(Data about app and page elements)
========================

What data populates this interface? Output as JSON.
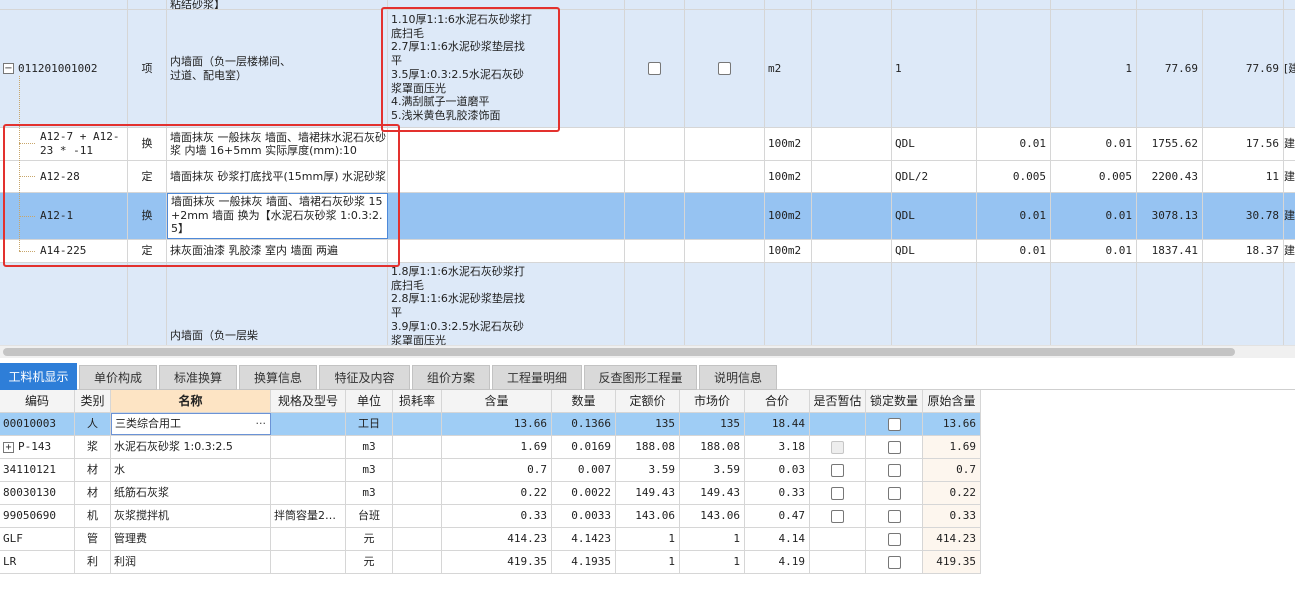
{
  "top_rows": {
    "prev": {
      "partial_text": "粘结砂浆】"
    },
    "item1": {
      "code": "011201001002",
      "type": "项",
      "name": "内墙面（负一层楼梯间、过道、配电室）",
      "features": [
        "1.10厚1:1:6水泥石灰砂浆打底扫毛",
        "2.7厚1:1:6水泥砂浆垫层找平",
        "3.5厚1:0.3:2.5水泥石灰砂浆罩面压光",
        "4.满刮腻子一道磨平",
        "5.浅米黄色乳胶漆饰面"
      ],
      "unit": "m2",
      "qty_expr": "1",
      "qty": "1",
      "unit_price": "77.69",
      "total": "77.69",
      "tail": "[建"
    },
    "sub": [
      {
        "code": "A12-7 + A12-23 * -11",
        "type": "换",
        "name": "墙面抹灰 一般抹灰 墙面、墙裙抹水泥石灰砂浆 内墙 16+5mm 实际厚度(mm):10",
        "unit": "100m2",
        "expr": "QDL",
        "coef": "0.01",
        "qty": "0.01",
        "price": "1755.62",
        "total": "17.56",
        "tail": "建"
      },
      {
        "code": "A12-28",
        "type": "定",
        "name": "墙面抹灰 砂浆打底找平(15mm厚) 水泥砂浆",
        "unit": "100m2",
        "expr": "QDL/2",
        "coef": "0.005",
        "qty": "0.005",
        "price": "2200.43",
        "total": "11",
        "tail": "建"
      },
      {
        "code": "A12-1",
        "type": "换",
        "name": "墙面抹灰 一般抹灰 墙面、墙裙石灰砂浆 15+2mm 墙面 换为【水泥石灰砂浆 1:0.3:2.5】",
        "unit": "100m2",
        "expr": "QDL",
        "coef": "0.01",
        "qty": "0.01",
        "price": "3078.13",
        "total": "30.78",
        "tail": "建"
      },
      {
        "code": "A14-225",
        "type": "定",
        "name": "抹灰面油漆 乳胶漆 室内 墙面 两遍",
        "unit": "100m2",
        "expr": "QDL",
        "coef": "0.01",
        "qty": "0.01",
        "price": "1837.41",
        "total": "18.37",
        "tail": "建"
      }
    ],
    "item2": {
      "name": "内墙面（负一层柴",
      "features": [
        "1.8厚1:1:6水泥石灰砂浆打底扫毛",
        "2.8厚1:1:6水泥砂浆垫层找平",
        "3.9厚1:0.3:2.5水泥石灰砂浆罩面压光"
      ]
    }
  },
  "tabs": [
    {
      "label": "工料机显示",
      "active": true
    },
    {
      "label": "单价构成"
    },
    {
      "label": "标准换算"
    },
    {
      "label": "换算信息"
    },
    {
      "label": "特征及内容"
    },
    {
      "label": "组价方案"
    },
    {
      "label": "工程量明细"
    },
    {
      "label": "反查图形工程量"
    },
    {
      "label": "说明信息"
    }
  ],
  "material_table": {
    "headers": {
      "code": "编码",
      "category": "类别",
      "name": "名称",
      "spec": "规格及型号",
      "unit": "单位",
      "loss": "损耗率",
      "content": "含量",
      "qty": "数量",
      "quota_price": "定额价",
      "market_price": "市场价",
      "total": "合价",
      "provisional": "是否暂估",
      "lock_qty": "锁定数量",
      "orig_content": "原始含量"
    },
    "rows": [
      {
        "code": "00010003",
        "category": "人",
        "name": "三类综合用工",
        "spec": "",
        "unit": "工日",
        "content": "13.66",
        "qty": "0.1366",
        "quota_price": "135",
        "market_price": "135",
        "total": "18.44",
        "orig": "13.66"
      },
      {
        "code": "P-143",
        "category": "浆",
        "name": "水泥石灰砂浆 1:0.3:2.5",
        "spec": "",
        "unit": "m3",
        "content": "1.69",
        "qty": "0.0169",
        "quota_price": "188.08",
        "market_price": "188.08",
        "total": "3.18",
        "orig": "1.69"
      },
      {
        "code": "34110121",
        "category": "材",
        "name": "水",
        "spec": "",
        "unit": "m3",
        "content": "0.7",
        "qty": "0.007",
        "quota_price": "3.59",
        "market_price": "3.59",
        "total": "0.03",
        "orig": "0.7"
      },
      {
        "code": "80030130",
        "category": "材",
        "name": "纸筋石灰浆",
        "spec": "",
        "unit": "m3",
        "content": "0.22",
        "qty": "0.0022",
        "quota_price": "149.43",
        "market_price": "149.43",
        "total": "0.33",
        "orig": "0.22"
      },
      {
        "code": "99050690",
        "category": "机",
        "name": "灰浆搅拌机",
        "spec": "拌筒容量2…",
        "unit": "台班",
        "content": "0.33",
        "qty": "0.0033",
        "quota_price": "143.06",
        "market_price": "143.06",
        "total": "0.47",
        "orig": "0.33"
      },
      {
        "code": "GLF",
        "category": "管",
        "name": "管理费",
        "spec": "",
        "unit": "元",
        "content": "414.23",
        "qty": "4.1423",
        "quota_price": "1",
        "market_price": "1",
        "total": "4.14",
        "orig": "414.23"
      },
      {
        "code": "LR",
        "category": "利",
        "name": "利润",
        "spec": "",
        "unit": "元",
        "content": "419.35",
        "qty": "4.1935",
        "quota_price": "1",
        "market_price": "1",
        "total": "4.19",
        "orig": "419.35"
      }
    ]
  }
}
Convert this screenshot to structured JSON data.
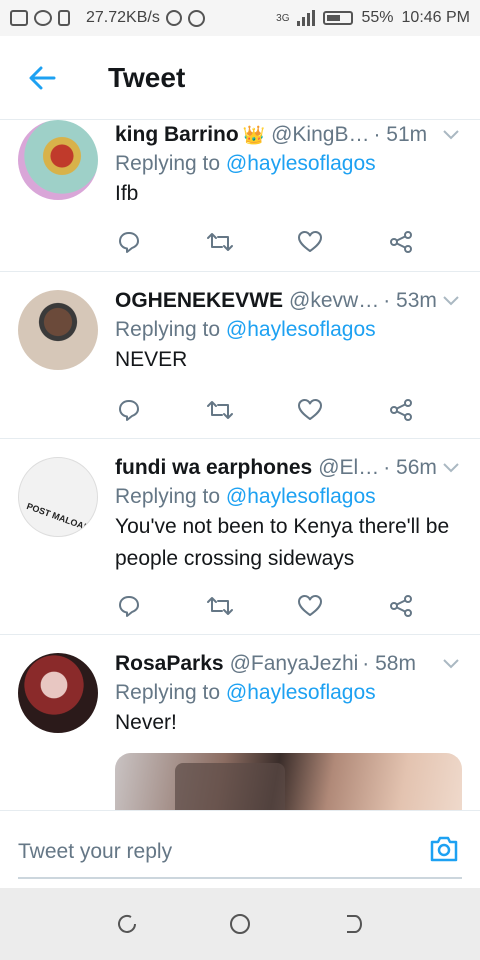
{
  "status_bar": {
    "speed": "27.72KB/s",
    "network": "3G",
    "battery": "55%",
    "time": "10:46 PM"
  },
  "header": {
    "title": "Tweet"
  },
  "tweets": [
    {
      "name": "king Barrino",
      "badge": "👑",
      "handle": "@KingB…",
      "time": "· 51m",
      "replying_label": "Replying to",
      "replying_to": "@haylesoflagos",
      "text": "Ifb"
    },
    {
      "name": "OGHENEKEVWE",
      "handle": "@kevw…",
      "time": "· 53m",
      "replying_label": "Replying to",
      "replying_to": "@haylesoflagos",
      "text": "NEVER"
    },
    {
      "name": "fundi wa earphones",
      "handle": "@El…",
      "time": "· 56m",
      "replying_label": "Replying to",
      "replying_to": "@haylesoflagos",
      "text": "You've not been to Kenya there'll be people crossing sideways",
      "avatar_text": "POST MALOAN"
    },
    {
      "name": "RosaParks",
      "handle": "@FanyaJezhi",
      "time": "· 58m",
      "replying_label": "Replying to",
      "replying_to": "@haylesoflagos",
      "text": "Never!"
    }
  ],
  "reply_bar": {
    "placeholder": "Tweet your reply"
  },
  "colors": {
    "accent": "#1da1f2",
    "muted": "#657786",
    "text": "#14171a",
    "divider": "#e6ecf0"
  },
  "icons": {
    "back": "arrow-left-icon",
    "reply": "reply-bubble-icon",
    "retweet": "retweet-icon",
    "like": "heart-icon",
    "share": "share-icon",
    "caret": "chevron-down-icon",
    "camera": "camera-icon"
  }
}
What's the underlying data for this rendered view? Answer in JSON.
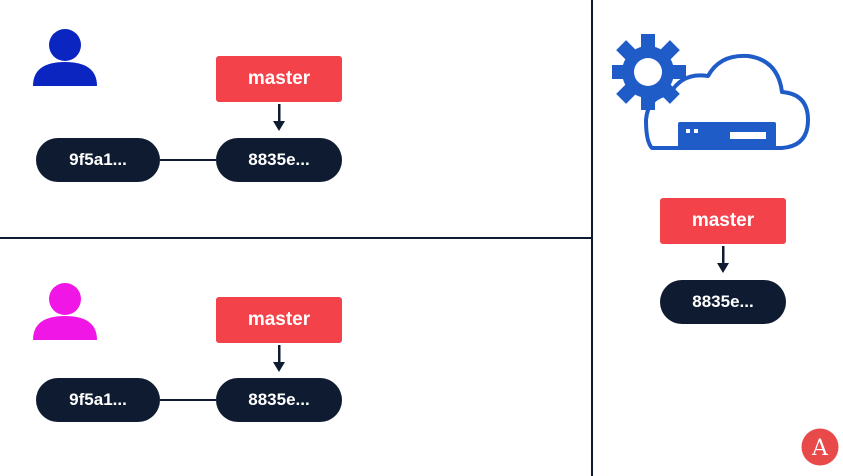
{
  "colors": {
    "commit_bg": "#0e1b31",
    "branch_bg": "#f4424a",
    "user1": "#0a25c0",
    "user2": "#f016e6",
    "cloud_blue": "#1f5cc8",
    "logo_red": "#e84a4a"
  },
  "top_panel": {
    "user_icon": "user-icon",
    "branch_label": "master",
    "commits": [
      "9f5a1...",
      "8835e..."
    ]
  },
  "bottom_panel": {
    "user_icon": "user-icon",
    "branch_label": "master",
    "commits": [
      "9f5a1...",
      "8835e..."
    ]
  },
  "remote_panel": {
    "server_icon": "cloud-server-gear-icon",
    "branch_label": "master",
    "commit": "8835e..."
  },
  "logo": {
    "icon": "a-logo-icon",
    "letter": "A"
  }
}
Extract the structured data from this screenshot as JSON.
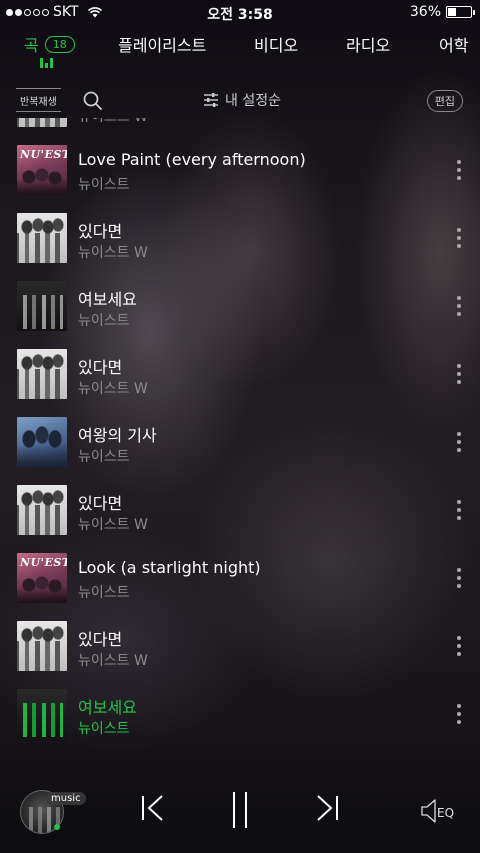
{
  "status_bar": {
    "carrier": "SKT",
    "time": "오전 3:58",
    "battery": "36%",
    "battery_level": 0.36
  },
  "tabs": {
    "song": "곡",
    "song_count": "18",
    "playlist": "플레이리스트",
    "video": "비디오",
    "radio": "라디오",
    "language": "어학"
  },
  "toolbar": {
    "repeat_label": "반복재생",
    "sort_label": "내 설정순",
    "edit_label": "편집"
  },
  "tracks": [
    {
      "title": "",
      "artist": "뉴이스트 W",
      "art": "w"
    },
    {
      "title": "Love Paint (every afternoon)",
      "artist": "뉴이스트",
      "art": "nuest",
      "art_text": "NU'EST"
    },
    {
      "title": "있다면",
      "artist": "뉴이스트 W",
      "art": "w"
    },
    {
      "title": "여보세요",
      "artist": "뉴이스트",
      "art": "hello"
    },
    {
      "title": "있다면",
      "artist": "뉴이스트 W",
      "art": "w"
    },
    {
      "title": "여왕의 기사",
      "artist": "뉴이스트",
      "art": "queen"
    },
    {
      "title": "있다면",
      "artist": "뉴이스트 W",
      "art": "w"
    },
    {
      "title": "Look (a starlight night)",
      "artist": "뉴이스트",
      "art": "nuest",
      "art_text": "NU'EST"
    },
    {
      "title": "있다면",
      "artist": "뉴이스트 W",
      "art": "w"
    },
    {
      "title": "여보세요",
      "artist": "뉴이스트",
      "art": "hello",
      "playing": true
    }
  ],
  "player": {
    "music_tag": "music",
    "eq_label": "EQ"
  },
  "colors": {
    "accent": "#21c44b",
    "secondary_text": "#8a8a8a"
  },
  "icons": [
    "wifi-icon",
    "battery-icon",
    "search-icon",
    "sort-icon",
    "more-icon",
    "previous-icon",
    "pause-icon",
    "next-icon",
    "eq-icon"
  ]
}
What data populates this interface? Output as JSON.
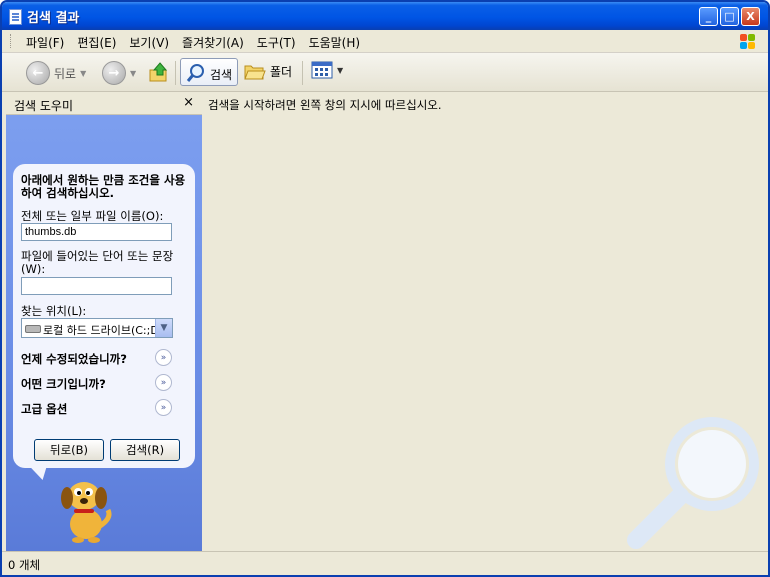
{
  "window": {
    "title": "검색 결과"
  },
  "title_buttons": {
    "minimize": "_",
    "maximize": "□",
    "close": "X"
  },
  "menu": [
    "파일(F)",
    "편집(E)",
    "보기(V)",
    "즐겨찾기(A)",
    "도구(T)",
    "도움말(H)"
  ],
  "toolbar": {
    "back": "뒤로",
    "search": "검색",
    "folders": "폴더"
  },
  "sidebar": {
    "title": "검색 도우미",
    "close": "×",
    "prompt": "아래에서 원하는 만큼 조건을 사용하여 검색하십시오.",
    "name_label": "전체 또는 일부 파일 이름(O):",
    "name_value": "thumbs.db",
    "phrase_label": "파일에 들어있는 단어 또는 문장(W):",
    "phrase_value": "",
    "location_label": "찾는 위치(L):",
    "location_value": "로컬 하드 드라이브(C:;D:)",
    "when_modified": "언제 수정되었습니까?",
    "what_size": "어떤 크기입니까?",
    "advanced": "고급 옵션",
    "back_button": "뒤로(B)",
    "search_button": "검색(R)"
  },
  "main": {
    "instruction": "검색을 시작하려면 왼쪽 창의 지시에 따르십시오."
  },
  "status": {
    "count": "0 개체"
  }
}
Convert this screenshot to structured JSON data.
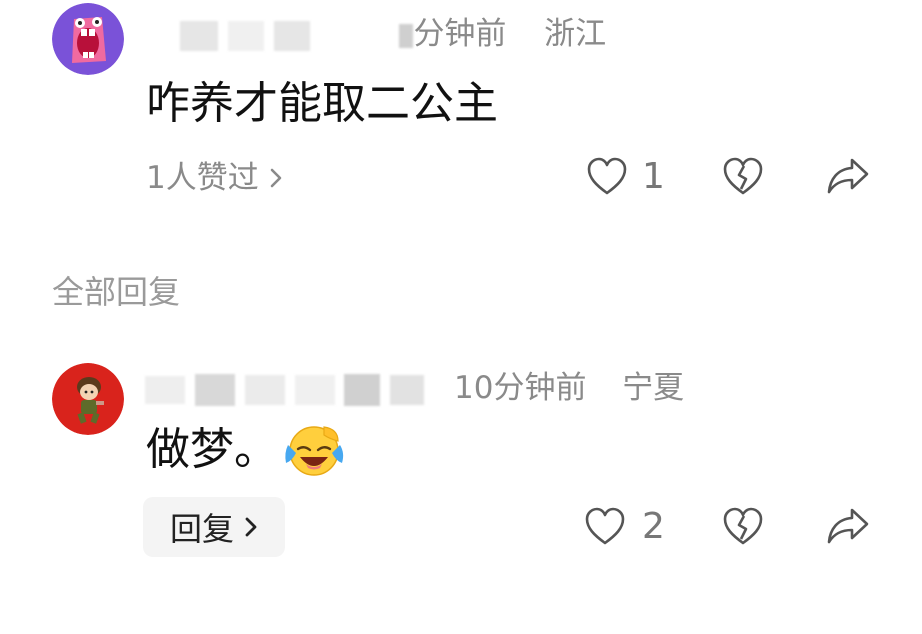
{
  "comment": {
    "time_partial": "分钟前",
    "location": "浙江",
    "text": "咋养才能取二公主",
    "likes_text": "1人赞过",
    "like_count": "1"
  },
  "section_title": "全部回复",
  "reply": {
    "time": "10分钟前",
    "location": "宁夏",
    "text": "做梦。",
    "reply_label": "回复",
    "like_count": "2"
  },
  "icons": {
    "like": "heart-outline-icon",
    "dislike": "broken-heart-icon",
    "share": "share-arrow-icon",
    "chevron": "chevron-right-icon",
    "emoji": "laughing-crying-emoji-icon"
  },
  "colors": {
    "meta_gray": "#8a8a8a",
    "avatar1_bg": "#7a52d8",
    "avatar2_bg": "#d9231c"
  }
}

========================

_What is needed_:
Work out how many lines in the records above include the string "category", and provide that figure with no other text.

_Task answer_:
8